In fact assuming 18 cycles per miss and plugging that in that gives us a value of around 56.3% L1 cache misses and assuming 20 cycles gives us a value of 50.6% L1 Cache misses. –  Goz Jul 15 '09 at 11:16

If you plan on using cachegrind, please note that it is a cache hit/miss simulator only. It won't always be accurate. For example: if you access some memory location, say 0x1234 in a loop 1000 times, cachegrind will always show you that there was only one cache miss (the first access) even if you have something like:

clflush 0x1234 in your loop.

On x86, this will cause all 1000 cache misses.

share|improve this answer

Some numbers for a 3.4GHz P4 from a Lavalys Everest run:

  • the L1 dcache is 8K (cacheline 64 bytes)
  • L2 is 512K
  • L1 fetch latency is 2 cycles
  • L2 fetch latency is about double what you are seeing: 20 cycles

More here: http://www.freeweb.hu/instlatx64/GenuineIntel0000F25_P4_Gallatin_MemLatX86.txt

(for the latencies look at the bottom of the page)

share|improve this answer

It's difficult to say anything for sure without a lot more testing, but in my experience that scale of difference definitely can be attributed to the CPU L1 and/or L2 cache, especially in a scenario with randomized access. You could probably make it even worse by ensuring that each access is at least some minimum distance from the last.

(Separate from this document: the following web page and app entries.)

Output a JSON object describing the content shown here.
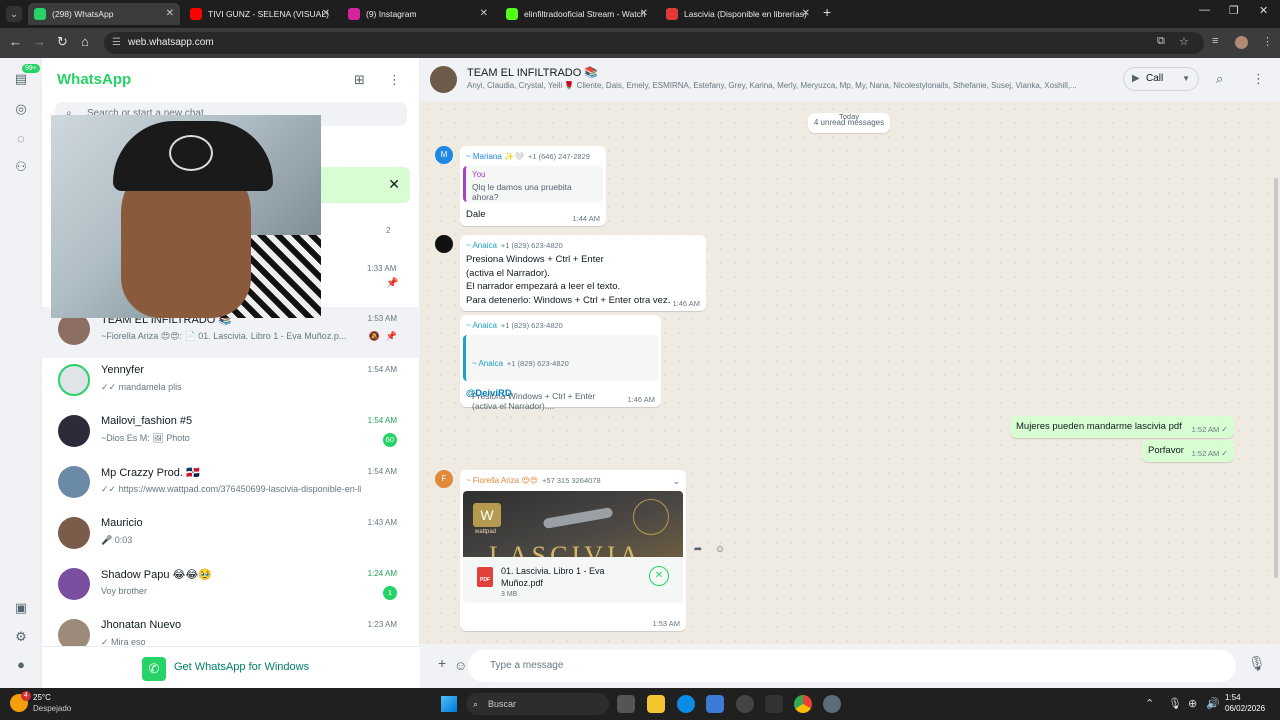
{
  "browser": {
    "tabs": [
      {
        "title": "(298) WhatsApp",
        "active": true
      },
      {
        "title": "TIVI GUNZ - SELENA (VISUAL)"
      },
      {
        "title": "(9) Instagram"
      },
      {
        "title": "elinfiltradooficial Stream - Watch"
      },
      {
        "title": "Lascivia (Disponible en librerías)"
      }
    ],
    "url": "web.whatsapp.com"
  },
  "rail": {
    "badge": "99+"
  },
  "left": {
    "title": "WhatsApp",
    "search_placeholder": "Search or start a new chat",
    "lone_count": "2",
    "lone_time": "1:33 AM",
    "chats": [
      {
        "name": "TEAM EL INFILTRADO 📚",
        "preview": "~Fiorella Ariza 😍😍: 📄 01. Lascivia. Libro 1 - Eva Muñoz.p...",
        "time": "1:53 AM",
        "selected": true,
        "muted": true,
        "pinned": true,
        "avatar_color": "#8d6e63"
      },
      {
        "name": "Yennyfer",
        "preview": "✓✓ mandamela plis",
        "time": "1:54 AM",
        "avatar_color": "#dfe5e7"
      },
      {
        "name": "Mailovi_fashion #5",
        "preview": "~Dios Es M: 🖼 Photo",
        "time": "1:54 AM",
        "badge": "60",
        "time_green": true,
        "avatar_color": "#2b2b3a"
      },
      {
        "name": "Mp Crazzy Prod. 🇩🇴",
        "preview": "✓✓ https://www.wattpad.com/376450699-lascivia-disponible-en-libre...",
        "time": "1:54 AM",
        "avatar_color": "#6b8aa8"
      },
      {
        "name": "Mauricio",
        "preview": "🎤 0:03",
        "time": "1:43 AM",
        "avatar_color": "#7a5c4a"
      },
      {
        "name": "Shadow Papu 😂😂🥹",
        "preview": "Voy brother",
        "time": "1:24 AM",
        "badge": "1",
        "time_green": true,
        "avatar_color": "#7b4fa0"
      },
      {
        "name": "Jhonatan Nuevo",
        "preview": "✓ Mira eso",
        "time": "1:23 AM",
        "avatar_color": "#9c8a7a"
      }
    ],
    "get_app": "Get WhatsApp for Windows"
  },
  "conversation": {
    "title": "TEAM EL INFILTRADO 📚",
    "members": "Anyi, Claudia, Crystal, Yeili 🌹 Cliente, Dais, Emely, ESMIRNA, Estefany, Grey, Karina, Merly, Meryuzca, Mp, My, Nana, Nicolestylonails, Sthefanie, Susej, Vianka, Xoshill,...",
    "call_label": "Call",
    "date_label": "Today",
    "unread_label": "4 unread messages",
    "messages": {
      "m1": {
        "sender": "~ Mariana ✨🤍",
        "phone": "+1 (646) 247-2829",
        "quote_name": "You",
        "quote_text": "Qlq le damos una pruebita ahora?",
        "text": "Dale",
        "time": "1:44 AM",
        "avatar_letter": "M"
      },
      "m2": {
        "sender": "~ Anaica",
        "phone": "+1 (829) 623-4820",
        "text": "Presiona Windows + Ctrl + Enter\n(activa el Narrador).\nEl narrador empezará a leer el texto.\nPara detenerlo: Windows + Ctrl + Enter otra vez.",
        "time": "1:46 AM"
      },
      "m3": {
        "sender": "~ Anaica",
        "phone": "+1 (829) 623-4820",
        "quote_name": "~ Anaica",
        "quote_phone": "+1 (829) 623-4820",
        "quote_text": "Presiona Windows + Ctrl + Enter\n(activa el Narrador)....",
        "text": "@DeiviRD",
        "time": "1:46 AM"
      },
      "out1": {
        "text": "Mujeres pueden mandarme lascivia pdf",
        "time": "1:52 AM"
      },
      "out2": {
        "text": "Porfavor",
        "time": "1:52 AM"
      },
      "m4": {
        "sender": "~ Fiorella Ariza 😍😍",
        "phone": "+57 315 3264078",
        "doc_name": "01. Lascivia. Libro 1 - Eva Muñoz.pdf",
        "doc_size": "3 MB",
        "doc_type": "PDF",
        "time": "1:53 AM",
        "avatar_letter": "F",
        "cover_brand": "W",
        "cover_sub": "wattpad",
        "cover_title": "LASCIVIA"
      }
    },
    "composer_placeholder": "Type a message"
  },
  "taskbar": {
    "temp": "25°C",
    "weather": "Despejado",
    "weather_badge": "4",
    "search": "Buscar",
    "time": "1:54",
    "date": "06/02/2026"
  }
}
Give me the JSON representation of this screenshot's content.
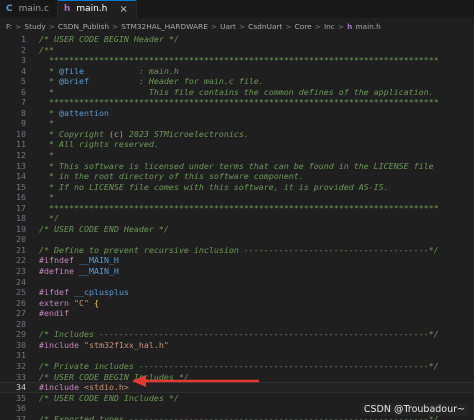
{
  "tabs": [
    {
      "icon": "C",
      "label": "main.c",
      "active": false
    },
    {
      "icon": "h",
      "label": "main.h",
      "active": true,
      "close": "×"
    }
  ],
  "breadcrumb": [
    "F:",
    "Study",
    "CSDN_Publish",
    "STM32HAL_HARDWARE",
    "Uart",
    "CsdnUart",
    "Core",
    "Inc",
    "main.h"
  ],
  "breadcrumb_sep": ">",
  "breadcrumb_file_icon": "h",
  "code_lines": [
    {
      "n": "1",
      "segs": [
        {
          "c": "com",
          "t": "/* USER CODE BEGIN Header */"
        }
      ]
    },
    {
      "n": "2",
      "segs": [
        {
          "c": "com",
          "t": "/**"
        }
      ]
    },
    {
      "n": "3",
      "segs": [
        {
          "c": "com",
          "t": "  ******************************************************************************"
        }
      ]
    },
    {
      "n": "4",
      "segs": [
        {
          "c": "com",
          "t": "  * "
        },
        {
          "c": "tag",
          "t": "@file"
        },
        {
          "c": "com",
          "t": "           : main.h"
        }
      ]
    },
    {
      "n": "5",
      "segs": [
        {
          "c": "com",
          "t": "  * "
        },
        {
          "c": "tag",
          "t": "@brief"
        },
        {
          "c": "com",
          "t": "          : Header for main.c file."
        }
      ]
    },
    {
      "n": "6",
      "segs": [
        {
          "c": "com",
          "t": "  *                   This file contains the common defines of the application."
        }
      ]
    },
    {
      "n": "7",
      "segs": [
        {
          "c": "com",
          "t": "  ******************************************************************************"
        }
      ]
    },
    {
      "n": "8",
      "segs": [
        {
          "c": "com",
          "t": "  * "
        },
        {
          "c": "tag",
          "t": "@attention"
        }
      ]
    },
    {
      "n": "9",
      "segs": [
        {
          "c": "com",
          "t": "  *"
        }
      ]
    },
    {
      "n": "10",
      "segs": [
        {
          "c": "com",
          "t": "  * Copyright "
        },
        {
          "c": "link",
          "t": "(c)"
        },
        {
          "c": "com",
          "t": " 2023 STMicroelectronics."
        }
      ]
    },
    {
      "n": "11",
      "segs": [
        {
          "c": "com",
          "t": "  * All rights reserved."
        }
      ]
    },
    {
      "n": "12",
      "segs": [
        {
          "c": "com",
          "t": "  *"
        }
      ]
    },
    {
      "n": "13",
      "segs": [
        {
          "c": "com",
          "t": "  * This software is licensed under terms that can be found in the LICENSE file"
        }
      ]
    },
    {
      "n": "14",
      "segs": [
        {
          "c": "com",
          "t": "  * in the root directory of this software component."
        }
      ]
    },
    {
      "n": "15",
      "segs": [
        {
          "c": "com",
          "t": "  * If no LICENSE file comes with this software, it is provided AS-IS."
        }
      ]
    },
    {
      "n": "16",
      "segs": [
        {
          "c": "com",
          "t": "  *"
        }
      ]
    },
    {
      "n": "17",
      "segs": [
        {
          "c": "com",
          "t": "  ******************************************************************************"
        }
      ]
    },
    {
      "n": "18",
      "segs": [
        {
          "c": "com",
          "t": "  */"
        }
      ]
    },
    {
      "n": "19",
      "segs": [
        {
          "c": "com",
          "t": "/* USER CODE END Header */"
        }
      ]
    },
    {
      "n": "20",
      "segs": []
    },
    {
      "n": "21",
      "segs": [
        {
          "c": "com",
          "t": "/* Define to prevent recursive inclusion -------------------------------------*/"
        }
      ]
    },
    {
      "n": "22",
      "segs": [
        {
          "c": "dir",
          "t": "#ifndef"
        },
        {
          "c": "plain",
          "t": " "
        },
        {
          "c": "macro",
          "t": "__MAIN_H"
        }
      ]
    },
    {
      "n": "23",
      "segs": [
        {
          "c": "dir",
          "t": "#define"
        },
        {
          "c": "plain",
          "t": " "
        },
        {
          "c": "macro",
          "t": "__MAIN_H"
        }
      ]
    },
    {
      "n": "24",
      "segs": []
    },
    {
      "n": "25",
      "segs": [
        {
          "c": "dir",
          "t": "#ifdef"
        },
        {
          "c": "plain",
          "t": " "
        },
        {
          "c": "macro",
          "t": "__cplusplus"
        }
      ]
    },
    {
      "n": "26",
      "segs": [
        {
          "c": "kw",
          "t": "extern"
        },
        {
          "c": "plain",
          "t": " "
        },
        {
          "c": "str",
          "t": "\"C\""
        },
        {
          "c": "plain",
          "t": " "
        },
        {
          "c": "brace",
          "t": "{"
        }
      ]
    },
    {
      "n": "27",
      "segs": [
        {
          "c": "dir",
          "t": "#endif"
        }
      ]
    },
    {
      "n": "28",
      "segs": []
    },
    {
      "n": "29",
      "segs": [
        {
          "c": "com",
          "t": "/* Includes ------------------------------------------------------------------*/"
        }
      ]
    },
    {
      "n": "30",
      "segs": [
        {
          "c": "dir",
          "t": "#include"
        },
        {
          "c": "plain",
          "t": " "
        },
        {
          "c": "str",
          "t": "\"stm32f1xx_hal.h\""
        }
      ]
    },
    {
      "n": "31",
      "segs": []
    },
    {
      "n": "32",
      "segs": [
        {
          "c": "com",
          "t": "/* Private includes ----------------------------------------------------------*/"
        }
      ]
    },
    {
      "n": "33",
      "segs": [
        {
          "c": "com",
          "t": "/* USER CODE BEGIN Includes */"
        }
      ]
    },
    {
      "n": "34",
      "segs": [
        {
          "c": "dir",
          "t": "#include"
        },
        {
          "c": "plain",
          "t": " "
        },
        {
          "c": "str",
          "t": "<stdio.h>"
        }
      ],
      "current": true
    },
    {
      "n": "35",
      "segs": [
        {
          "c": "com",
          "t": "/* USER CODE END Includes */"
        }
      ]
    },
    {
      "n": "36",
      "segs": []
    },
    {
      "n": "37",
      "segs": [
        {
          "c": "com",
          "t": "/* Exported types ------------------------------------------------------------*/"
        }
      ]
    }
  ],
  "watermark": "CSDN @Troubadour~",
  "colors": {
    "accent": "#0078d4",
    "arrow": "#e53935"
  },
  "icons": {
    "c_file": "c-file-icon",
    "h_file": "h-file-icon",
    "close": "close-icon",
    "arrow": "annotation-arrow"
  }
}
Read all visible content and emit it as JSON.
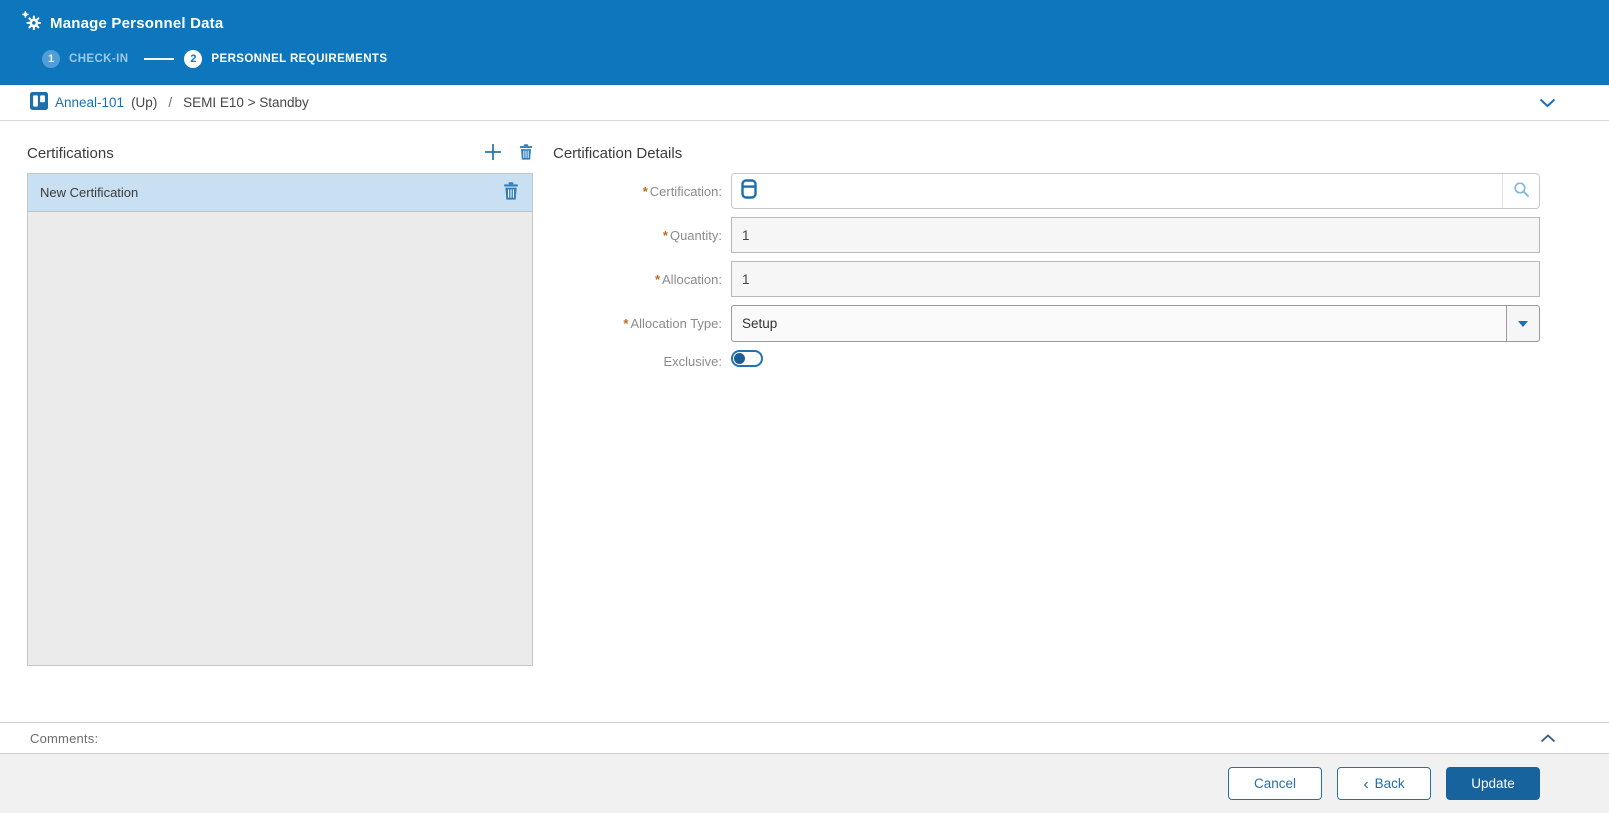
{
  "app": {
    "title": "Manage Personnel Data"
  },
  "stepper": {
    "steps": [
      {
        "number": "1",
        "label": "CHECK-IN",
        "active": false
      },
      {
        "number": "2",
        "label": "PERSONNEL REQUIREMENTS",
        "active": true
      }
    ]
  },
  "breadcrumb": {
    "entity": "Anneal-101",
    "status": "(Up)",
    "separator": "/",
    "location": "SEMI E10 > Standby"
  },
  "certifications_panel": {
    "title": "Certifications",
    "items": [
      {
        "name": "New Certification",
        "selected": true
      }
    ]
  },
  "details_panel": {
    "title": "Certification Details",
    "required_marker": "*",
    "fields": {
      "certification": {
        "label": "Certification:",
        "required": true,
        "value": ""
      },
      "quantity": {
        "label": "Quantity:",
        "required": true,
        "value": "1"
      },
      "allocation": {
        "label": "Allocation:",
        "required": true,
        "value": "1"
      },
      "allocation_type": {
        "label": "Allocation Type:",
        "required": true,
        "value": "Setup"
      },
      "exclusive": {
        "label": "Exclusive:",
        "required": false,
        "state": "off"
      }
    }
  },
  "comments": {
    "label": "Comments:"
  },
  "footer": {
    "cancel_label": "Cancel",
    "back_chevron": "‹",
    "back_label": "Back",
    "update_label": "Update"
  },
  "icons": {
    "header": "manage-gear-icon",
    "breadcrumb": "equipment-icon",
    "panel": [
      "add-icon",
      "delete-icon"
    ],
    "certification_field": [
      "certification-icon",
      "search-icon"
    ],
    "collapse": [
      "chevron-down-icon",
      "chevron-up-icon"
    ]
  },
  "colors": {
    "header_bg": "#0e76bd",
    "accent_blue": "#1a6fb5",
    "primary_button": "#16639e",
    "selected_item_bg": "#c9dff2",
    "required_marker": "#bf6a1f"
  }
}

share|improve this answer

The easiest thing to do is to take a scaled photograph of the target cpu and physically measure the distance between the core and the level-1 cache. Multiply that distance by the distance electrons can travel per second in copper. Then figure out how many clock-cycles you can have in that same time. That's the minimum number of cpu cycles you'll waste on a L1 cache miss.

You can also work out the minimum cost of fetching data from RAM in terms of the number of CPU cycles wasted in the same way. You might be amazed.

Notice that what you're seeing here definitely has something to do with cache-misses (be it L1 or both L1 and L2) because normally the cache will pull out data on the same cache line once you access anything on that cache-line requiring less trips to RAM.

However, what you're probably also seeing is the fact that RAM (even though it's calls Random Access Memory) still preferres linear memory access.

share|improve this answer
4  
<pendant> The speed of an electron does not relate to the speed of the current / voltage. Electrons move really slowly. </pedant> –  Skizz Jul 15 '09 at 8:28
    
Yeah, it's more to do with capacitance and how long the ringing takes to settle down. –  Crashworks Jul 15 '09 at 8:31
    
@Skizz, could you show me how to convert those units into seconds so I can work that into the answer? –  Jasper Bekkers Jul 15 '09 at 8:45
3  
The very least you could do is include the speed of an electrical wave in copper, which is IIRC about 0.6c (close enough for this purpose) –  MSalters Jul 15 '09 at 14:12

Your Answer

 
discard

By posting your answer, you agree to the privacy policy and terms of service.

Not the answer you're looking for? Browse other questions tagged or ask your own question.